Do You Really Need that Car Rental Insurance?

Do You Really Need that Car Rental Insurance?

It’s a question you hear every time you rent a car: “Would you like to purchase insurance for this rental?” If you’re particularly cautious, you may even be tempted to answer in the affirmative, despite the fact that full supplemental coverage is prohibitively expensive, actually doubling the cost of rentals according to the United Services Automobile Association. Fortunately, there’s a good chance you don’t even need it. Consider the following before you approach the rental counter.

Your regular auto insurance may already cover your rental.

In many cases, the liability coverage you have on your day-to-day vehicle will extend to damages to other cars or property caused while driving a rental car. If you carry collision coverage as part of your regular policy, it may cover accident-related damages to the rental vehicle as well.
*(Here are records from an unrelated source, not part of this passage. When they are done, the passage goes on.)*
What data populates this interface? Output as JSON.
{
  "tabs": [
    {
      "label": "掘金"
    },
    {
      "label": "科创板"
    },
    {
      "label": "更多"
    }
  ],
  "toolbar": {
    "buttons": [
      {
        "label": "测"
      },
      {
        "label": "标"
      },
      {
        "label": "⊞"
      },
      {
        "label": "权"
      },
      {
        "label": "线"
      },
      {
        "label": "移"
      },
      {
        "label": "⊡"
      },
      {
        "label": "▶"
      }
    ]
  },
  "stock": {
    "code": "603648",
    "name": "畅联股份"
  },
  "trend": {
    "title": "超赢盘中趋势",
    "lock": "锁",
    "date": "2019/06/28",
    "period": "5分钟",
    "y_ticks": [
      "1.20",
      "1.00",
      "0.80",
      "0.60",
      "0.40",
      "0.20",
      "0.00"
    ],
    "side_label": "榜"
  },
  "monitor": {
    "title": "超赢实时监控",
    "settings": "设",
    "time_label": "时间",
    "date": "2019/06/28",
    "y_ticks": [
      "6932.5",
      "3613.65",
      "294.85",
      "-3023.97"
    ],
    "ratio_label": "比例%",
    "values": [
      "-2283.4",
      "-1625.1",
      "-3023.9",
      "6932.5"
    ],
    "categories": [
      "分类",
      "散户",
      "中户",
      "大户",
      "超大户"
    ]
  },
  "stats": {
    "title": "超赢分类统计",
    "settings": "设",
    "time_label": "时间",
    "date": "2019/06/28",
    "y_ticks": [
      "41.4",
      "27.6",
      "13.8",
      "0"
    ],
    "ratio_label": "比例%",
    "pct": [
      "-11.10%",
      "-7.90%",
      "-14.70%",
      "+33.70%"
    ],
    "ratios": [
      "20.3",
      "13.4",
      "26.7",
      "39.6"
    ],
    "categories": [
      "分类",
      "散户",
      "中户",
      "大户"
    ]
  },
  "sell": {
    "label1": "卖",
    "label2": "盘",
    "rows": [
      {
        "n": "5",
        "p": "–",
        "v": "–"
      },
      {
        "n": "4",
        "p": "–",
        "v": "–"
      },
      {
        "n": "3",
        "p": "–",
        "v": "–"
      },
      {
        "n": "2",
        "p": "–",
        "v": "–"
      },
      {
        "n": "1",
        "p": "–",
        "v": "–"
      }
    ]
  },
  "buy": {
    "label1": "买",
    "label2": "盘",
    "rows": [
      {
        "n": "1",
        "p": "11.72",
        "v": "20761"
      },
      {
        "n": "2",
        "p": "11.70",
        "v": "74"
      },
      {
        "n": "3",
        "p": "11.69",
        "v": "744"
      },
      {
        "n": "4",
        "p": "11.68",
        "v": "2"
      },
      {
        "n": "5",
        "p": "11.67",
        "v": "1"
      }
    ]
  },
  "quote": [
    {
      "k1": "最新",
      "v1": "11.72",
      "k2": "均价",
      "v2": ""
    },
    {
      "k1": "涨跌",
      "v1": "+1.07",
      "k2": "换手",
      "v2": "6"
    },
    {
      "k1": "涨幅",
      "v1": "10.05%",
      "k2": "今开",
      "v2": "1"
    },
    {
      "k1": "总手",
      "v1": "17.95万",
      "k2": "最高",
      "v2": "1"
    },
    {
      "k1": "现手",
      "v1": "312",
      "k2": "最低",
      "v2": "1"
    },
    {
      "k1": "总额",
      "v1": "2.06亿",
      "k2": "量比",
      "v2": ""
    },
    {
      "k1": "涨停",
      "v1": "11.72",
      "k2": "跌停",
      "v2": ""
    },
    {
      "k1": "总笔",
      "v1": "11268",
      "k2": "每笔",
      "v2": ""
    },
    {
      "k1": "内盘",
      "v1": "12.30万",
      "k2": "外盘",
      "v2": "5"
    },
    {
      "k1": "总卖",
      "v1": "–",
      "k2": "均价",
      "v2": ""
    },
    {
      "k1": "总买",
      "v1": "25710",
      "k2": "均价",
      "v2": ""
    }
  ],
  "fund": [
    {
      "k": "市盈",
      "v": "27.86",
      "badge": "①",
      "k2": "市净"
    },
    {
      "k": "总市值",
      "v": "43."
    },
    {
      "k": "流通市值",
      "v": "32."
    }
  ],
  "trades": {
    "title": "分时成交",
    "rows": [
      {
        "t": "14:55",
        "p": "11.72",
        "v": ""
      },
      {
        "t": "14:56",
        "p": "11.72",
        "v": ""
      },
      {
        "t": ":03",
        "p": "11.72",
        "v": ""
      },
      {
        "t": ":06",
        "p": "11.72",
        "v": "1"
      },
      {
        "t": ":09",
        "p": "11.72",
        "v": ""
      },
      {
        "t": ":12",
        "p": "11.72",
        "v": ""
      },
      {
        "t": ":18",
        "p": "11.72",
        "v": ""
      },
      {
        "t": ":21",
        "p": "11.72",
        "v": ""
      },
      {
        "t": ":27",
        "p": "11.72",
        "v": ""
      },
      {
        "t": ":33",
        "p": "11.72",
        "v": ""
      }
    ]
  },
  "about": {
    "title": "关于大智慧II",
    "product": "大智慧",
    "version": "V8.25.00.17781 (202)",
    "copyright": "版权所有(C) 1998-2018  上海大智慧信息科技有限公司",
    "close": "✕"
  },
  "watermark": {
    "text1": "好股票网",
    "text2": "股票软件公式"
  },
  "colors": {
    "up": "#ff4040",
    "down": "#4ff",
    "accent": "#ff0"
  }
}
Comprehensive coverage on your regular automobile can even cover vandalism or theft of your rental car.

What is actually covered depends on your particular policy, so you should consult with your car insurance agent before renting any vehicle. You should also keep in mind that even full coverage under your primary auto policy might not cover every charge—such as loss of use and administrative fees—the rental company will impose in the case of an accident.

You may already have rental car insurance through your credit card.

Some credit cards include supplemental benefits such as rental car insurance. In order to apply this benefit, you have to reserve and pay for the rental using that particular card. Terms and conditions vary widely, from primary coverage—that won’t require you to make a claim under your regular insurance policy—to secondary coverage—that will help you out with the deductible and other costs. In most cases, you must decline the supplemental insurance offered by the car rental company in order to obtain the credit card company’s insurance coverage.

Keep in mind, any coverage you receive from your credit card issuer is going to come with restrictions. For example, you may not be able to rent certain types of vehicles. Or the insurance may not cover damages that occur under particular situations (such as on a dirt road) or to specific parts of the car (such as the wheels). Card issuers frequently cap rental periods as well. Make sure you know what your credit card company offers before you rent a vehicle.

Sometimes, additional rental insurance coverage is still a good idea.

If your personal insurance policy does not include comprehensive or collision coverage, it may make sense to purchase liability coverage from the rental company. You might reach the same conclusion if your current car insurance policy carries a high deductible. Additionally, if you’re renting a car on a business trip, or intend to drive it into another country (other than Canada), you will likely need additional insurance coverage. Give me a call to discuss your particular car insurance policy’s declarations and limitations before proceeding.